Cytotoxic and mutagenic properties of minor-groove O2-alkylthymidine lesions in human cells [DNA and Chromosomes]

April 23rd, 2018 by Jun Wu, Pengcheng Wang, Lin Li, Changjun You, Yinsheng Wang

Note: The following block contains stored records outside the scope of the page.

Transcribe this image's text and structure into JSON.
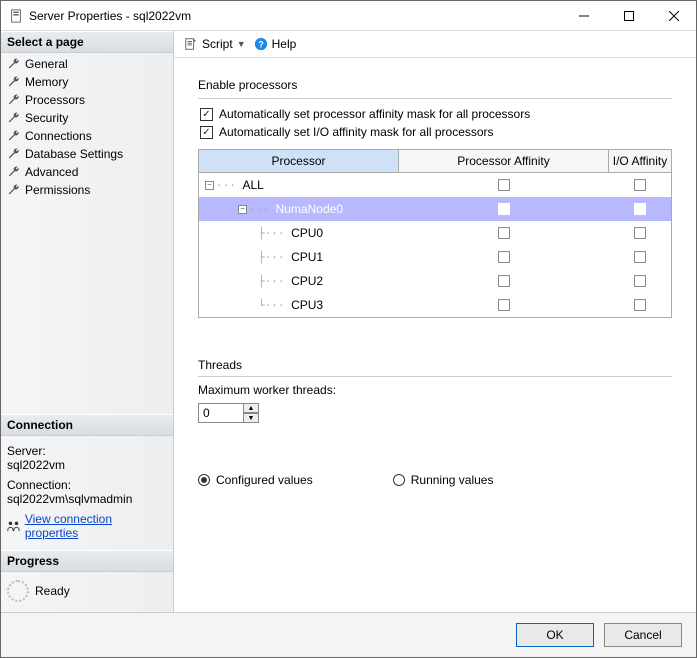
{
  "window": {
    "title": "Server Properties - sql2022vm"
  },
  "sidebar": {
    "select_page_label": "Select a page",
    "pages": {
      "general": "General",
      "memory": "Memory",
      "processors": "Processors",
      "security": "Security",
      "connections": "Connections",
      "database_settings": "Database Settings",
      "advanced": "Advanced",
      "permissions": "Permissions"
    },
    "connection_header": "Connection",
    "server_label": "Server:",
    "server_value": "sql2022vm",
    "connection_label": "Connection:",
    "connection_value": "sql2022vm\\sqlvmadmin",
    "view_props_link": "View connection properties",
    "progress_header": "Progress",
    "progress_status": "Ready"
  },
  "toolbar": {
    "script": "Script",
    "help": "Help"
  },
  "processors": {
    "group_label": "Enable processors",
    "auto_processor_affinity": "Automatically set processor affinity mask for all processors",
    "auto_io_affinity": "Automatically set I/O affinity mask for all processors",
    "columns": {
      "processor": "Processor",
      "proc_affinity": "Processor Affinity",
      "io_affinity": "I/O Affinity"
    },
    "rows": {
      "all": "ALL",
      "numa0": "NumaNode0",
      "cpu0": "CPU0",
      "cpu1": "CPU1",
      "cpu2": "CPU2",
      "cpu3": "CPU3"
    }
  },
  "threads": {
    "group_label": "Threads",
    "max_worker_label": "Maximum worker threads:",
    "value": "0"
  },
  "radios": {
    "configured": "Configured  values",
    "running": "Running values"
  },
  "buttons": {
    "ok": "OK",
    "cancel": "Cancel"
  }
}
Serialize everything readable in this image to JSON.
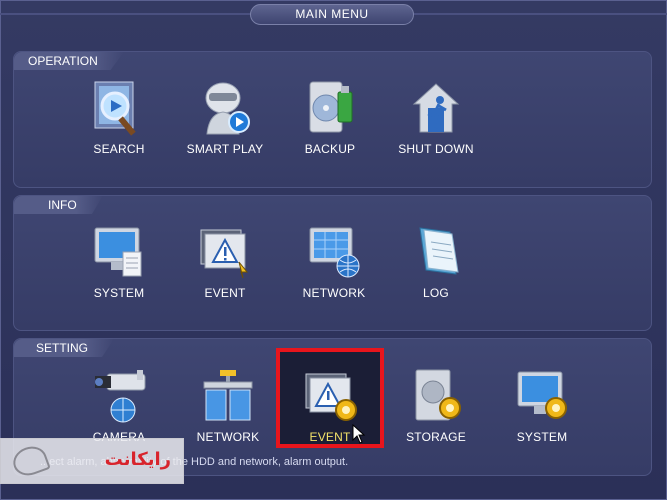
{
  "window": {
    "title": "MAIN MENU"
  },
  "panels": {
    "operation": {
      "label": "OPERATION",
      "items": [
        {
          "label": "SEARCH",
          "icon": "search-icon"
        },
        {
          "label": "SMART PLAY",
          "icon": "smart-play-icon"
        },
        {
          "label": "BACKUP",
          "icon": "backup-icon"
        },
        {
          "label": "SHUT DOWN",
          "icon": "shut-down-icon"
        }
      ]
    },
    "info": {
      "label": "INFO",
      "items": [
        {
          "label": "SYSTEM",
          "icon": "system-info-icon"
        },
        {
          "label": "EVENT",
          "icon": "event-info-icon"
        },
        {
          "label": "NETWORK",
          "icon": "network-info-icon"
        },
        {
          "label": "LOG",
          "icon": "log-icon"
        }
      ]
    },
    "setting": {
      "label": "SETTING",
      "items": [
        {
          "label": "CAMERA",
          "icon": "camera-icon"
        },
        {
          "label": "NETWORK",
          "icon": "network-setting-icon"
        },
        {
          "label": "EVENT",
          "icon": "event-setting-icon",
          "selected": true
        },
        {
          "label": "STORAGE",
          "icon": "storage-icon"
        },
        {
          "label": "SYSTEM",
          "icon": "system-setting-icon"
        }
      ]
    }
  },
  "status_bar": {
    "text": "...ect alarm, abnormality of the HDD and network, alarm output."
  },
  "watermark": {
    "text": "رایکانت"
  },
  "colors": {
    "highlight_border": "#e8151c",
    "selected_label": "#f4e36a",
    "background": "#2a2f52"
  }
}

Endogenous metabolism, environmental exposure, and cancer chemotherapy can lead to alkylation of DNA. It has been well documented that, among the different DNA alkylation products, minor-groove O2-alkylthymidine (O2-alkyldT) lesions are inefficiently repaired. In the present study, we examined how seven O2-alkyldT lesions, with the alkyl group being a Me, Et, nPr, iPr, nBu, iBu or sBu, are recognized by the DNA replication machinery in human cells. We found that the replication bypass efficiencies of these lesions decrease with increasing length of the alkyl chain, and that these lesions induce substantial frequencies of T→A and T→G mutations. Replication experiments using isogenic cells deficient in specific translesion synthesis (TLS) DNA polymerases revealed that the absence of polymerase η or polymerase ζ, but not polymerase κ or polymerase ι, significantly decreased both the bypass efficiencies and the mutation frequencies for those O2-alkyldT lesions carrying a straight-chain alkyl group. Moreover, the mutagenic properties of the O2-alkyldT lesions were influenced by the length and topology of the alkyl chain and by TLS polymerases. Together, our results provide important new knowledge about the cytotoxic and mutagenic properties of O2-alkyldT lesions, and illustrated the roles of TLS polymerases in replicative bypass of these lesions in human cells.